▶ What is needed
Give back every record exactly.

[Dataset entries]

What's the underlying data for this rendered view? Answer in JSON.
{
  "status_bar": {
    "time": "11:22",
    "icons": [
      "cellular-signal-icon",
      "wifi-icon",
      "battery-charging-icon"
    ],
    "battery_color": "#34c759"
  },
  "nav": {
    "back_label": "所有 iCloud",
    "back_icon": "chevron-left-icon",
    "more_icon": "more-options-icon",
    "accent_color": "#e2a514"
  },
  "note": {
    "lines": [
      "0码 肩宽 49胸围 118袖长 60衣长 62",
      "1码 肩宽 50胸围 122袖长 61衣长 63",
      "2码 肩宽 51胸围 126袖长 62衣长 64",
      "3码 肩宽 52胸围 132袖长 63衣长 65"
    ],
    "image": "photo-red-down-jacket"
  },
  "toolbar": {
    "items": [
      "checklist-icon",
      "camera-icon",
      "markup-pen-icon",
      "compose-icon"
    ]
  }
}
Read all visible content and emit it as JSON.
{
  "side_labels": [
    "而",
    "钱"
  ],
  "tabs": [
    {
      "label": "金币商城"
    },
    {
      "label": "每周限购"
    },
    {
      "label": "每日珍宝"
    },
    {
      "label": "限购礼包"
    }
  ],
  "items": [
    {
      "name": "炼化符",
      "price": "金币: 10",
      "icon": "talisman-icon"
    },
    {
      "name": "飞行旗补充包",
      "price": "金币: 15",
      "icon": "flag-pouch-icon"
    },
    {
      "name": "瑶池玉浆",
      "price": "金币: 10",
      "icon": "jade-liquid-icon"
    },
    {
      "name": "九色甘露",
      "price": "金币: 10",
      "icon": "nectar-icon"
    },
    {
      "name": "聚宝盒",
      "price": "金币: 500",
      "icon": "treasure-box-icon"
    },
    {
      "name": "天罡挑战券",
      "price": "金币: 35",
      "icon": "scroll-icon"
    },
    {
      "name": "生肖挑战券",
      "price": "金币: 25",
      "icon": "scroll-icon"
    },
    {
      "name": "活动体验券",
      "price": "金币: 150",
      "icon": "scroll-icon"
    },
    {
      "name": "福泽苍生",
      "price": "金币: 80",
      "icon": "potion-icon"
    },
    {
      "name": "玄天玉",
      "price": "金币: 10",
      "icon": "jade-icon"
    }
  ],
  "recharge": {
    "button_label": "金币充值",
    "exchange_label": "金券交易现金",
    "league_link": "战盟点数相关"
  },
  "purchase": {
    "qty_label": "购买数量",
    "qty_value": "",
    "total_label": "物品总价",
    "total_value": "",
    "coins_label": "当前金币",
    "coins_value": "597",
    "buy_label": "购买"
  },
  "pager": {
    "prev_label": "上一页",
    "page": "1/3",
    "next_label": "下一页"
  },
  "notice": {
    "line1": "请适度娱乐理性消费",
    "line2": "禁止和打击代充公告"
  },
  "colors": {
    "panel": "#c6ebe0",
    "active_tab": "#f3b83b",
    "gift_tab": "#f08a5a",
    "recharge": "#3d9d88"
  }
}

▶ Solution to this problem
What's the underlying data for this rendered view? Answer in JSON.
{
  "status_bar": {
    "time": "11:22",
    "icons": [
      "cellular-signal-icon",
      "wifi-icon",
      "battery-charging-icon"
    ],
    "battery_color": "#34c759"
  },
  "nav": {
    "back_label": "所有 iCloud",
    "back_icon": "chevron-left-icon",
    "more_icon": "more-options-icon",
    "accent_color": "#e2a514"
  },
  "note": {
    "lines": [
      "0码 肩宽 49胸围 118袖长 60衣长 62",
      "1码 肩宽 50胸围 122袖长 61衣长 63",
      "2码 肩宽 51胸围 126袖长 62衣长 64",
      "3码 肩宽 52胸围 132袖长 63衣长 65"
    ],
    "image": "photo-red-down-jacket"
  },
  "toolbar": {
    "items": [
      "checklist-icon",
      "camera-icon",
      "markup-pen-icon",
      "compose-icon"
    ]
  }
}
Read all visible content and emit it as JSON.
{
  "side_labels": [
    "而",
    "钱"
  ],
  "tabs": [
    {
      "label": "金币商城"
    },
    {
      "label": "每周限购"
    },
    {
      "label": "每日珍宝"
    },
    {
      "label": "限购礼包"
    }
  ],
  "items": [
    {
      "name": "炼化符",
      "price": "金币: 10",
      "icon": "talisman-icon"
    },
    {
      "name": "飞行旗补充包",
      "price": "金币: 15",
      "icon": "flag-pouch-icon"
    },
    {
      "name": "瑶池玉浆",
      "price": "金币: 10",
      "icon": "jade-liquid-icon"
    },
    {
      "name": "九色甘露",
      "price": "金币: 10",
      "icon": "nectar-icon"
    },
    {
      "name": "聚宝盒",
      "price": "金币: 500",
      "icon": "treasure-box-icon"
    },
    {
      "name": "天罡挑战券",
      "price": "金币: 35",
      "icon": "scroll-icon"
    },
    {
      "name": "生肖挑战券",
      "price": "金币: 25",
      "icon": "scroll-icon"
    },
    {
      "name": "活动体验券",
      "price": "金币: 150",
      "icon": "scroll-icon"
    },
    {
      "name": "福泽苍生",
      "price": "金币: 80",
      "icon": "potion-icon"
    },
    {
      "name": "玄天玉",
      "price": "金币: 10",
      "icon": "jade-icon"
    }
  ],
  "recharge": {
    "button_label": "金币充值",
    "exchange_label": "金券交易现金",
    "league_link": "战盟点数相关"
  },
  "purchase": {
    "qty_label": "购买数量",
    "qty_value": "",
    "total_label": "物品总价",
    "total_value": "",
    "coins_label": "当前金币",
    "coins_value": "597",
    "buy_label": "购买"
  },
  "pager": {
    "prev_label": "上一页",
    "page": "1/3",
    "next_label": "下一页"
  },
  "notice": {
    "line1": "请适度娱乐理性消费",
    "line2": "禁止和打击代充公告"
  },
  "colors": {
    "panel": "#c6ebe0",
    "active_tab": "#f3b83b",
    "gift_tab": "#f08a5a",
    "recharge": "#3d9d88"
  }
}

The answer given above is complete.